Records excerpted from a collection
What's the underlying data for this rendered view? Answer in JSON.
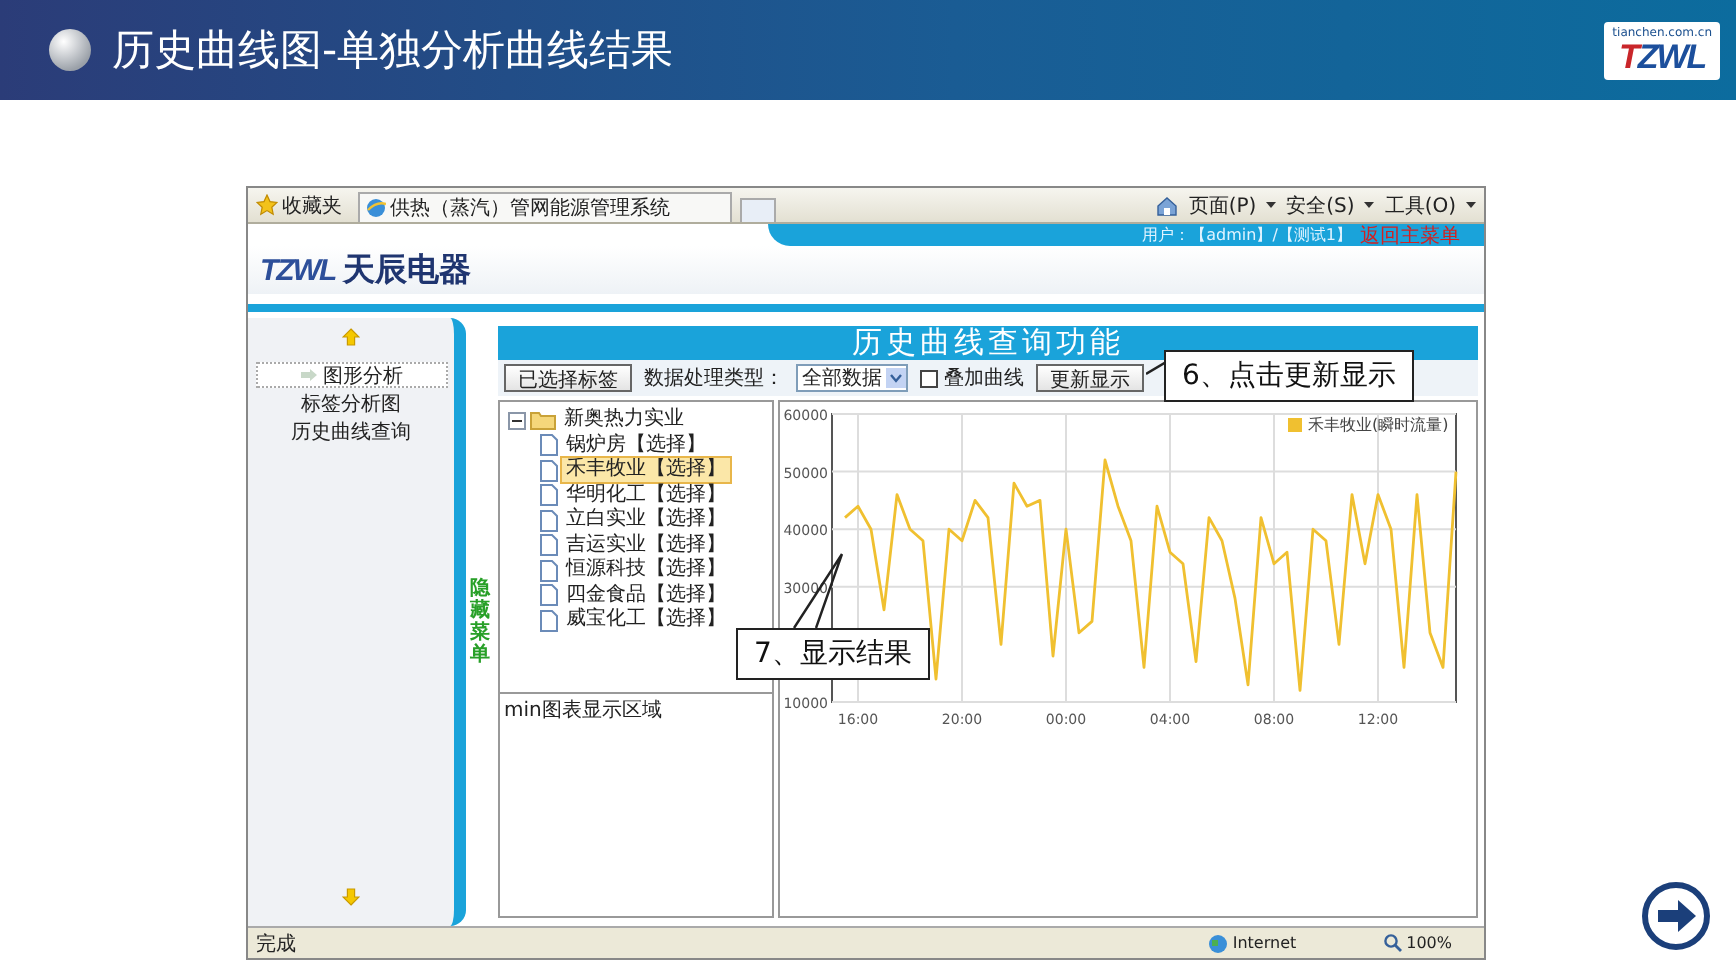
{
  "slide": {
    "title": "历史曲线图-单独分析曲线结果",
    "logo": "TZWL",
    "logo_site": "tianchen.com.cn"
  },
  "browser": {
    "favorites": "收藏夹",
    "tab_title": "供热（蒸汽）管网能源管理系统",
    "menus": [
      "页面(P)",
      "安全(S)",
      "工具(O)"
    ],
    "status": "完成",
    "zone": "Internet",
    "zoom": "100%"
  },
  "app": {
    "logo_mark": "TZWL",
    "brand": "天辰电器",
    "user": "用户：【admin】/【测试1】",
    "return_link": "返回主菜单",
    "sidebar": {
      "items": [
        {
          "label": "图形分析",
          "selected": true
        },
        {
          "label": "标签分析图",
          "selected": false
        },
        {
          "label": "历史曲线查询",
          "selected": false
        }
      ],
      "hide_menu": "隐藏菜单"
    },
    "panel_title": "历史曲线查询功能",
    "toolbar": {
      "tag_button": "已选择标签",
      "type_label": "数据处理类型：",
      "type_value": "全部数据",
      "overlay": {
        "label": "叠加曲线",
        "checked": false
      },
      "update_button": "更新显示"
    },
    "tree": {
      "label": "新奥热力实业",
      "expanded": true,
      "children": [
        {
          "label": "锅炉房【选择】",
          "selected": false
        },
        {
          "label": "禾丰牧业【选择】",
          "selected": true
        },
        {
          "label": "华明化工【选择】",
          "selected": false
        },
        {
          "label": "立白实业【选择】",
          "selected": false
        },
        {
          "label": "吉运实业【选择】",
          "selected": false
        },
        {
          "label": "恒源科技【选择】",
          "selected": false
        },
        {
          "label": "四金食品【选择】",
          "selected": false
        },
        {
          "label": "威宝化工【选择】",
          "selected": false
        }
      ]
    },
    "mini_area": "min图表显示区域",
    "chart": {
      "chart_data": {
        "type": "line",
        "categories": [
          null,
          null,
          "16:00",
          null,
          null,
          null,
          null,
          null,
          null,
          null,
          "20:00",
          null,
          null,
          null,
          null,
          null,
          null,
          null,
          "00:00",
          null,
          null,
          null,
          null,
          null,
          null,
          null,
          "04:00",
          null,
          null,
          null,
          null,
          null,
          null,
          null,
          "08:00",
          null,
          null,
          null,
          null,
          null,
          null,
          null,
          "12:00",
          null,
          null,
          null,
          null,
          null,
          null
        ],
        "series": [
          {
            "name": "禾丰牧业(瞬时流量)",
            "color": "#f0c030",
            "values": [
              null,
              42000,
              44000,
              40000,
              26000,
              46000,
              40000,
              38000,
              14000,
              40000,
              38000,
              45000,
              42000,
              20000,
              48000,
              44000,
              45000,
              18000,
              40000,
              22000,
              24000,
              52000,
              44000,
              38000,
              16000,
              44000,
              36000,
              34000,
              17000,
              42000,
              38000,
              28000,
              13000,
              42000,
              34000,
              36000,
              12000,
              40000,
              38000,
              20000,
              46000,
              34000,
              46000,
              40000,
              16000,
              46000,
              22000,
              16000,
              50000
            ]
          }
        ],
        "ylim": [
          10000,
          60000
        ],
        "grid": true,
        "yticks": [
          10000,
          30000,
          40000,
          50000,
          60000
        ]
      }
    }
  },
  "callouts": [
    {
      "text": "6、点击更新显示"
    },
    {
      "text": "7、显示结果"
    }
  ]
}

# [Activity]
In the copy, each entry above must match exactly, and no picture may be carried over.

# [Written answer]
What's the underlying data for this rendered view? Answer in JSON.
{
  "slide": {
    "title": "历史曲线图-单独分析曲线结果",
    "logo": "TZWL",
    "logo_site": "tianchen.com.cn"
  },
  "browser": {
    "favorites": "收藏夹",
    "tab_title": "供热（蒸汽）管网能源管理系统",
    "menus": [
      "页面(P)",
      "安全(S)",
      "工具(O)"
    ],
    "status": "完成",
    "zone": "Internet",
    "zoom": "100%"
  },
  "app": {
    "logo_mark": "TZWL",
    "brand": "天辰电器",
    "user": "用户：【admin】/【测试1】",
    "return_link": "返回主菜单",
    "sidebar": {
      "items": [
        {
          "label": "图形分析",
          "selected": true
        },
        {
          "label": "标签分析图",
          "selected": false
        },
        {
          "label": "历史曲线查询",
          "selected": false
        }
      ],
      "hide_menu": "隐藏菜单"
    },
    "panel_title": "历史曲线查询功能",
    "toolbar": {
      "tag_button": "已选择标签",
      "type_label": "数据处理类型：",
      "type_value": "全部数据",
      "overlay": {
        "label": "叠加曲线",
        "checked": false
      },
      "update_button": "更新显示"
    },
    "tree": {
      "label": "新奥热力实业",
      "expanded": true,
      "children": [
        {
          "label": "锅炉房【选择】",
          "selected": false
        },
        {
          "label": "禾丰牧业【选择】",
          "selected": true
        },
        {
          "label": "华明化工【选择】",
          "selected": false
        },
        {
          "label": "立白实业【选择】",
          "selected": false
        },
        {
          "label": "吉运实业【选择】",
          "selected": false
        },
        {
          "label": "恒源科技【选择】",
          "selected": false
        },
        {
          "label": "四金食品【选择】",
          "selected": false
        },
        {
          "label": "威宝化工【选择】",
          "selected": false
        }
      ]
    },
    "mini_area": "min图表显示区域",
    "chart": {
      "chart_data": {
        "type": "line",
        "categories": [
          null,
          null,
          "16:00",
          null,
          null,
          null,
          null,
          null,
          null,
          null,
          "20:00",
          null,
          null,
          null,
          null,
          null,
          null,
          null,
          "00:00",
          null,
          null,
          null,
          null,
          null,
          null,
          null,
          "04:00",
          null,
          null,
          null,
          null,
          null,
          null,
          null,
          "08:00",
          null,
          null,
          null,
          null,
          null,
          null,
          null,
          "12:00",
          null,
          null,
          null,
          null,
          null,
          null
        ],
        "series": [
          {
            "name": "禾丰牧业(瞬时流量)",
            "color": "#f0c030",
            "values": [
              null,
              42000,
              44000,
              40000,
              26000,
              46000,
              40000,
              38000,
              14000,
              40000,
              38000,
              45000,
              42000,
              20000,
              48000,
              44000,
              45000,
              18000,
              40000,
              22000,
              24000,
              52000,
              44000,
              38000,
              16000,
              44000,
              36000,
              34000,
              17000,
              42000,
              38000,
              28000,
              13000,
              42000,
              34000,
              36000,
              12000,
              40000,
              38000,
              20000,
              46000,
              34000,
              46000,
              40000,
              16000,
              46000,
              22000,
              16000,
              50000
            ]
          }
        ],
        "ylim": [
          10000,
          60000
        ],
        "grid": true,
        "yticks": [
          10000,
          30000,
          40000,
          50000,
          60000
        ]
      }
    }
  },
  "callouts": [
    {
      "text": "6、点击更新显示"
    },
    {
      "text": "7、显示结果"
    }
  ]
}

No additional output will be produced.